The Boy in the Striped Pyjamas criticised for harming Holocaust education


The Boy in the Striped Pyjamas has been criticised for having a negative impact on Holocaust education.

John Boyne, the author of the novel, which depicts the relationship between a young concentration camp prisoner and the son of a Nazi commander, recently announced a sequel entitled All the Broken Places will be released later this year despite criticism from the Auschwitz Museum.

A new piece from Jewish parenting website Kveller has outlined why they believe the book has skewed beliefs around the Holocaust, which killed around six million Jews in the Second World War.

The article criticises a plot point in the book, and later film adaptation, which depicts the family of an SS commander as ignorant of the Holocaust and anti-Semitism: “Clearly, Bruno and his family would have absolutely been aware of the Holocaust. Bruno, like all German children then, would have had a hatred of Jews bred into him at school – especially as his own dad was a high-ranking Nazi. Framing all civilians as ‘unaware’ absolves them of any blame, when in reality the majority stood by and watched.”

The framing of the two boys being allowed to talk freely without anybody noticing is also criticised: “By teaching children that Auschwitz inmates were unguarded and unaware of the constant danger they faced, this tragedy is minimised to an absurd degree.”

The piece goes on to say that the book, which has sold 50 million copies worldwide, is many children’s introduction to the Holocaust and has set education on the subject back “decades”.

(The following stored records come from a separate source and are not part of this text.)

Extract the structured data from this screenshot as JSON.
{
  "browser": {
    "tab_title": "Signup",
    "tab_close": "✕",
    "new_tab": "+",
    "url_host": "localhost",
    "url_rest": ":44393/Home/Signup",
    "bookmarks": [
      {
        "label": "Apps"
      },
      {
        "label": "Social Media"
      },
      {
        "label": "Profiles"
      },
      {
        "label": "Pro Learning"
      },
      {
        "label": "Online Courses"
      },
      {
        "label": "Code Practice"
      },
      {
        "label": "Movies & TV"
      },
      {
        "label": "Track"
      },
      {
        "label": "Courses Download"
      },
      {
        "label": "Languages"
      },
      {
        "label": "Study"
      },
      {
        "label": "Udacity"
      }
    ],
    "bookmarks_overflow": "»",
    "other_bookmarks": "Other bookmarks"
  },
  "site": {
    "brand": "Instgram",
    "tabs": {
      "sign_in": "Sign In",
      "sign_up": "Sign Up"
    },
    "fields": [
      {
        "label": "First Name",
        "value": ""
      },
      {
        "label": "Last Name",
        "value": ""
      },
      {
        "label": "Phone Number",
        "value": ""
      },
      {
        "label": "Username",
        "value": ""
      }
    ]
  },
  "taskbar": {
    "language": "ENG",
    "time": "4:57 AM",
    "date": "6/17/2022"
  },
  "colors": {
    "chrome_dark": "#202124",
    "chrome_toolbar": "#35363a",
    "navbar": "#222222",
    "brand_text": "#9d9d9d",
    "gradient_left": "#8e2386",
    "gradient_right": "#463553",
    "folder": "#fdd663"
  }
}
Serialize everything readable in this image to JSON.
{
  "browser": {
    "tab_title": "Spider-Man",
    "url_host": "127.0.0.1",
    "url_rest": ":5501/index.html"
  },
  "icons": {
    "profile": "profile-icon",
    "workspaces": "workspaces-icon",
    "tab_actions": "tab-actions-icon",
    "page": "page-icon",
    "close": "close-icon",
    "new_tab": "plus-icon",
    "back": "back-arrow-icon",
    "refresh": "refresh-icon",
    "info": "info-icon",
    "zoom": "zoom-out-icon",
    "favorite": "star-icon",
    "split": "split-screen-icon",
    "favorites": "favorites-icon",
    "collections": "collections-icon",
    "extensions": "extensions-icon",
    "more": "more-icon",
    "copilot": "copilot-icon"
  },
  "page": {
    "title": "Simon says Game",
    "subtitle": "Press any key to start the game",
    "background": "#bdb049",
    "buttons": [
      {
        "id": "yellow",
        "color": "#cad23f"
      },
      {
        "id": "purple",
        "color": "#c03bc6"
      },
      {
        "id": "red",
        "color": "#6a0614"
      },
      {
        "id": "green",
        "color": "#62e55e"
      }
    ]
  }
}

A study by the UCL Centre for Holocaust Education found that it is the most read book about the Holocaust by those between the ages of 12 and 1, ahead of The Diary of Anne Frank.

Another study by the London Jewish Cultural Centre said that 70 per cent of readers thought it was based on a true story and that the death of the two boys in the gas chambers of Auschwitz saw the end of the Holocaust.

John Boyne has written a number of books for children (PA)
John Boyne has written a number of books for children (PA)

It has been further argued that the book has fostered “an inaccurate perception of German ignorance of the Holocaust”.

Boyne’s novel has been repeatedly criticised by the Asuchwitz Museum, which has urged people to “avoid” the book.

The author rejects the criticism, claiming he treats the subject of the Holocaust with “great care”.